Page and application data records
----------------

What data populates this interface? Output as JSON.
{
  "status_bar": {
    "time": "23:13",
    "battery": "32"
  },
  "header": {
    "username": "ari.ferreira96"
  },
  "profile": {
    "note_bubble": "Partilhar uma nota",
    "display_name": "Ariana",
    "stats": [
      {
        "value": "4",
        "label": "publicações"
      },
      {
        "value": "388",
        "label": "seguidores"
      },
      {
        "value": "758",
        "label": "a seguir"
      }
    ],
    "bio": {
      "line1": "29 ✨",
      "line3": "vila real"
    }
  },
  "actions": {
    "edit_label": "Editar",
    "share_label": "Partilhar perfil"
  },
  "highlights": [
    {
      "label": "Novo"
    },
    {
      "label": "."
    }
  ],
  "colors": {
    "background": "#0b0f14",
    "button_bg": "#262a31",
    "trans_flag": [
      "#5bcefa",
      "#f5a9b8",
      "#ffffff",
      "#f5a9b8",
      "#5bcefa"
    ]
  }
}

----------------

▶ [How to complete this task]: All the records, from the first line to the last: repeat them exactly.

▶ [Exercise result]:
What data populates this interface? Output as JSON.
{
  "status_bar": {
    "time": "23:13",
    "battery": "32"
  },
  "header": {
    "username": "ari.ferreira96"
  },
  "profile": {
    "note_bubble": "Partilhar uma nota",
    "display_name": "Ariana",
    "stats": [
      {
        "value": "4",
        "label": "publicações"
      },
      {
        "value": "388",
        "label": "seguidores"
      },
      {
        "value": "758",
        "label": "a seguir"
      }
    ],
    "bio": {
      "line1": "29 ✨",
      "line3": "vila real"
    }
  },
  "actions": {
    "edit_label": "Editar",
    "share_label": "Partilhar perfil"
  },
  "highlights": [
    {
      "label": "Novo"
    },
    {
      "label": "."
    }
  ],
  "colors": {
    "background": "#0b0f14",
    "button_bg": "#262a31",
    "trans_flag": [
      "#5bcefa",
      "#f5a9b8",
      "#ffffff",
      "#f5a9b8",
      "#5bcefa"
    ]
  }
}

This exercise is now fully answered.